*** Opening of LISTED ENTRIES ***
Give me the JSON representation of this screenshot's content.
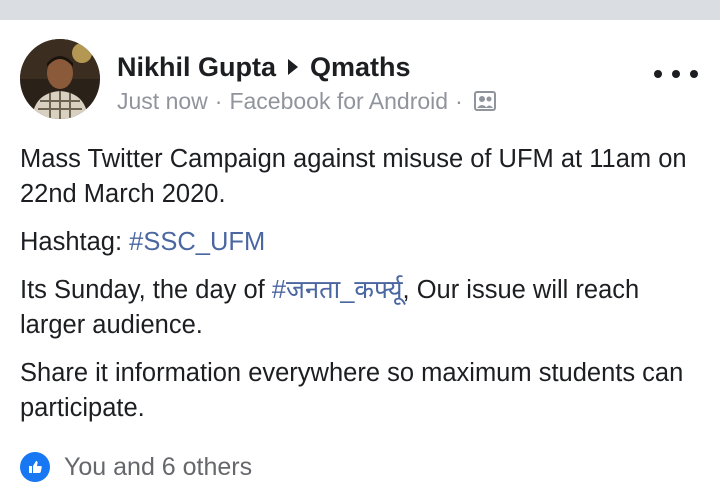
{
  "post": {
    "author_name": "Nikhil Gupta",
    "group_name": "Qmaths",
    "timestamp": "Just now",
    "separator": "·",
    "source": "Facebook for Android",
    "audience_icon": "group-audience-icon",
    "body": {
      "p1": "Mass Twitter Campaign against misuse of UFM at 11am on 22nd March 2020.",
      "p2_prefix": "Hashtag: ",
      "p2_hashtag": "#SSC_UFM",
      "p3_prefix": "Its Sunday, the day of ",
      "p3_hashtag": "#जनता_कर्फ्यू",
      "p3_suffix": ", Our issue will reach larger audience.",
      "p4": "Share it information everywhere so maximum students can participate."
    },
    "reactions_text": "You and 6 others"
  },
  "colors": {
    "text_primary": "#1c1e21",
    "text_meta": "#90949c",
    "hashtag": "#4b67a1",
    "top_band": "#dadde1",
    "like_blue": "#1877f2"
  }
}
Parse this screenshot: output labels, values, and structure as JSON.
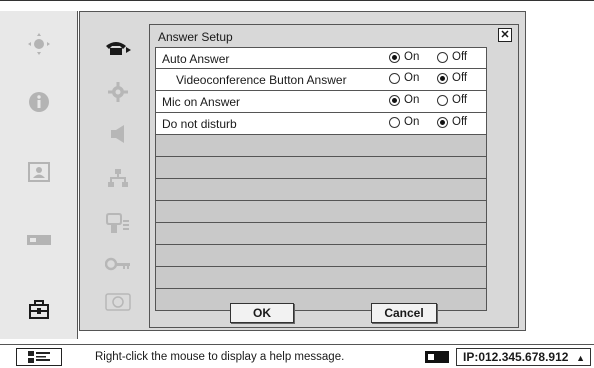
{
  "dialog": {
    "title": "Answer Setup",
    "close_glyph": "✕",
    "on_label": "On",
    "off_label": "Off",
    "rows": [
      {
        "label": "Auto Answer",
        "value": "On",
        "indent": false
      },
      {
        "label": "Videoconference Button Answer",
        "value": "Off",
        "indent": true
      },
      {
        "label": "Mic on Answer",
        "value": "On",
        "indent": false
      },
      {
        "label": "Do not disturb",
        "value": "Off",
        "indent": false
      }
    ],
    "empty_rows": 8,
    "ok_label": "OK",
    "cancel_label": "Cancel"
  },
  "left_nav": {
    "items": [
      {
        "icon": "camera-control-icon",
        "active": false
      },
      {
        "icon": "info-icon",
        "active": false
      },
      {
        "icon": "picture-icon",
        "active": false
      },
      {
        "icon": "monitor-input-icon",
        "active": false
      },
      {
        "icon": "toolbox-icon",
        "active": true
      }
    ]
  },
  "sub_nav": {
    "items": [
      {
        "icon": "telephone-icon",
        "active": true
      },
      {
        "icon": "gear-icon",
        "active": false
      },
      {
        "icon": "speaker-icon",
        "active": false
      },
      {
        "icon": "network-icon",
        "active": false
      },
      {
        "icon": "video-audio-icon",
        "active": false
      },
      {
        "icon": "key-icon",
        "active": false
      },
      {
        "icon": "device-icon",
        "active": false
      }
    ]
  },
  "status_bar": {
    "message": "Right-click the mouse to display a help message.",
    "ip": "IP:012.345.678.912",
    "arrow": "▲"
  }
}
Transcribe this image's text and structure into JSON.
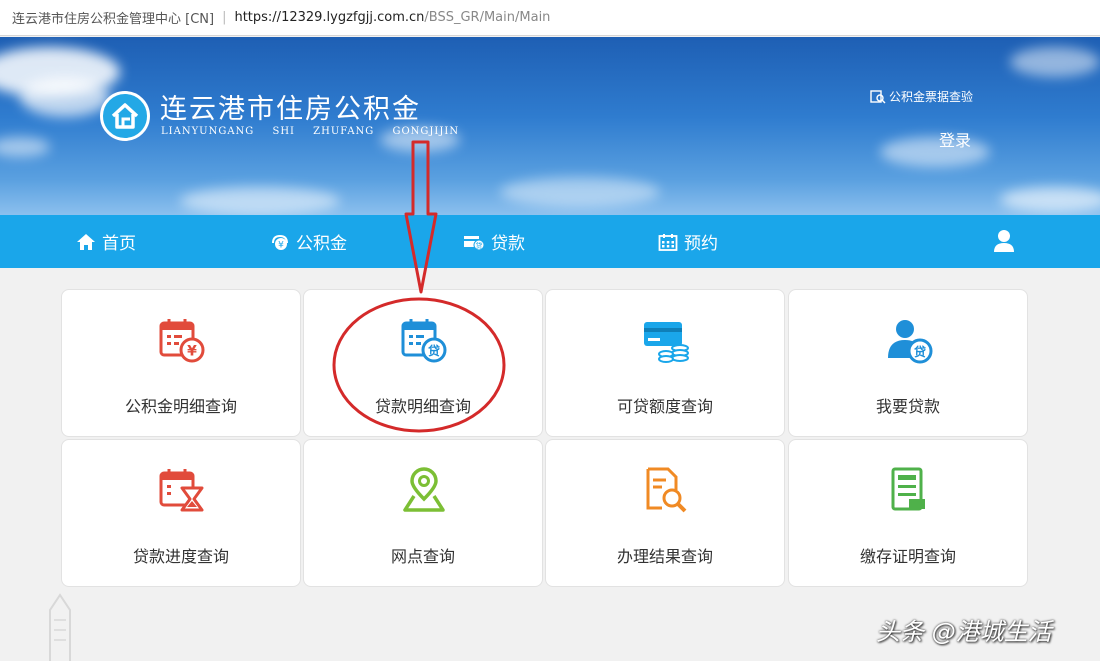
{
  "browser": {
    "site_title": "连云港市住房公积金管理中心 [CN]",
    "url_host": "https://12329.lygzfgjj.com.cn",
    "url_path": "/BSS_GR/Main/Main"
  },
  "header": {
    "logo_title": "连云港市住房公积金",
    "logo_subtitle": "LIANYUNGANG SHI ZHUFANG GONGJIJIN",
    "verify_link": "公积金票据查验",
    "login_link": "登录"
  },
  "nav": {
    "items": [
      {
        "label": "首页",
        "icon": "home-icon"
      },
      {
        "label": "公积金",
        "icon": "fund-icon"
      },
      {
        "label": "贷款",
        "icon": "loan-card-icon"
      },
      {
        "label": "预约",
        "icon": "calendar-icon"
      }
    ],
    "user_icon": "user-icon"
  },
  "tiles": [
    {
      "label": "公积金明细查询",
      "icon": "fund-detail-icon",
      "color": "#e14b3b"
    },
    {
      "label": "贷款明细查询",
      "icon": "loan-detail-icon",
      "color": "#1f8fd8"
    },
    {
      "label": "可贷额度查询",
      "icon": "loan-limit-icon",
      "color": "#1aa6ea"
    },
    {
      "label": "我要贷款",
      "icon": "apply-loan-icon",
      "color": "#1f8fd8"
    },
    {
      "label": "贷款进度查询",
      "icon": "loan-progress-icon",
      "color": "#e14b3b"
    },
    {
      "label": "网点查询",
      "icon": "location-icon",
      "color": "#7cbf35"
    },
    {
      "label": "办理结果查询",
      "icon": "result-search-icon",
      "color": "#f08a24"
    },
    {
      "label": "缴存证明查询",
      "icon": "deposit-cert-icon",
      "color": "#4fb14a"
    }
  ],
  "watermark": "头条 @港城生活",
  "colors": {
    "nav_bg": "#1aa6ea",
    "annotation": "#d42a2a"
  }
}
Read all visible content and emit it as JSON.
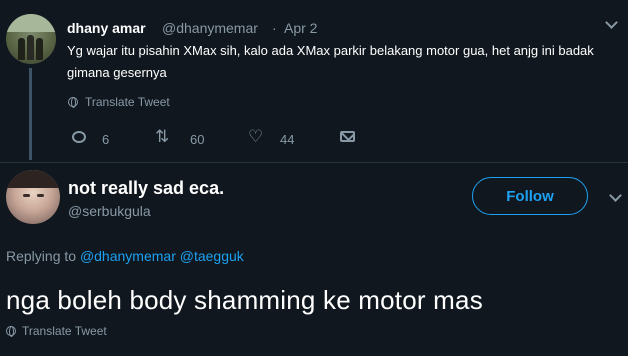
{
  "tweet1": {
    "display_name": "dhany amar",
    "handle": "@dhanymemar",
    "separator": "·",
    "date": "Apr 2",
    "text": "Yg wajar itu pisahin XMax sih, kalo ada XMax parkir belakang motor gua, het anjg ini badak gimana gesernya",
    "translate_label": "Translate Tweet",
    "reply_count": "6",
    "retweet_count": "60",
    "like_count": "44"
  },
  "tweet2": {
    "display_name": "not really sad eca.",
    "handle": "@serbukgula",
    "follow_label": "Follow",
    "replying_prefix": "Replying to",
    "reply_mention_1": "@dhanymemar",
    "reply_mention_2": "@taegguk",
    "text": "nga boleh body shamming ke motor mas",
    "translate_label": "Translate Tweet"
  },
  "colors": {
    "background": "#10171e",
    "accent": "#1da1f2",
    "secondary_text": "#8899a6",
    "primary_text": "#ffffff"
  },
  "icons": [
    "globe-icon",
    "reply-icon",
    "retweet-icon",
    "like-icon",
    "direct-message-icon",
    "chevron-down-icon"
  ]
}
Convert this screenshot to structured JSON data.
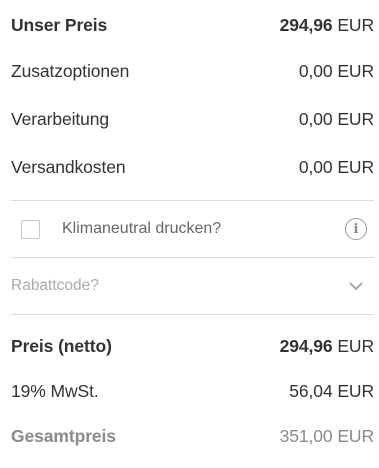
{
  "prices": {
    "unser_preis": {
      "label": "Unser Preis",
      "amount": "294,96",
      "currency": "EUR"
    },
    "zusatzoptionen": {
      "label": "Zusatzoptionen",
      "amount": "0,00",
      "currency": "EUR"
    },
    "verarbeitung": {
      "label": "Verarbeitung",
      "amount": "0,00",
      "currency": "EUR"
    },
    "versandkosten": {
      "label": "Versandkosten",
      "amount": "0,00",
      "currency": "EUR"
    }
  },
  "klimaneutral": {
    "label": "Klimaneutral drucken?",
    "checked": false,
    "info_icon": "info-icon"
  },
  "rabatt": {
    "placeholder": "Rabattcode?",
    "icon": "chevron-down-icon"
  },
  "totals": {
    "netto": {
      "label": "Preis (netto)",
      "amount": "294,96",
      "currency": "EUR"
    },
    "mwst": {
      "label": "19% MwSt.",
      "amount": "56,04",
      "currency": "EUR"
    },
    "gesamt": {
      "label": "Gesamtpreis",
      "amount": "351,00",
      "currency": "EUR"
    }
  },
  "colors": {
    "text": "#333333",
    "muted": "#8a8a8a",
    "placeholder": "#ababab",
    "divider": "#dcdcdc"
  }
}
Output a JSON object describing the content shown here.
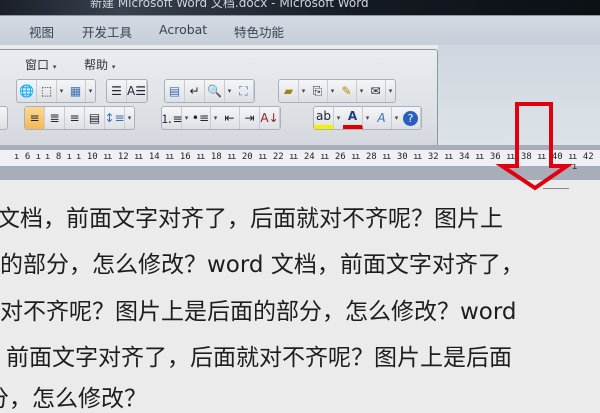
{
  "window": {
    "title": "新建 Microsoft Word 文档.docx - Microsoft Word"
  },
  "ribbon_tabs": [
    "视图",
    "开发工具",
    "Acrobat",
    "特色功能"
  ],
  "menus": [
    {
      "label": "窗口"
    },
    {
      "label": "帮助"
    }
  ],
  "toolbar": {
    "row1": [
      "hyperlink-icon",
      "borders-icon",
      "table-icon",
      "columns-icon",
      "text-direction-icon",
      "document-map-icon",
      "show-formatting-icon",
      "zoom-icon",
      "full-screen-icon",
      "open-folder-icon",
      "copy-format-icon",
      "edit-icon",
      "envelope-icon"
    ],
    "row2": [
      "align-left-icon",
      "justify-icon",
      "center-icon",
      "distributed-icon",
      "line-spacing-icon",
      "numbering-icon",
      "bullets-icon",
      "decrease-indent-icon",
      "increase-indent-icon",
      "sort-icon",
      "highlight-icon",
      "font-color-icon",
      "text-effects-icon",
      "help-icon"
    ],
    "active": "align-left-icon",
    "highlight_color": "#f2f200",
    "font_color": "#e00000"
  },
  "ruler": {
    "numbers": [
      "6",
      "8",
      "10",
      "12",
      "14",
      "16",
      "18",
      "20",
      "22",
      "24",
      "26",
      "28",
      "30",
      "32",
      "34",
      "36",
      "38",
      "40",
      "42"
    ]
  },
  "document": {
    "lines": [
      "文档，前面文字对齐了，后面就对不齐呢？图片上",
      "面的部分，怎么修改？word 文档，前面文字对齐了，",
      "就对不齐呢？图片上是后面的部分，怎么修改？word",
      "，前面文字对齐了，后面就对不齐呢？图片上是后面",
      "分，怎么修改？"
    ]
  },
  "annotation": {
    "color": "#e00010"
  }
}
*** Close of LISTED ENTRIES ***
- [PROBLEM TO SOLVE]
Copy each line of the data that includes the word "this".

- [TASK ANSWER]
Give me the JSON representation of this screenshot's content.
Parse this screenshot: output labels, values, and structure as JSON.
Transcribe this image's text and structure into JSON.
Convert this screenshot to structured JSON data.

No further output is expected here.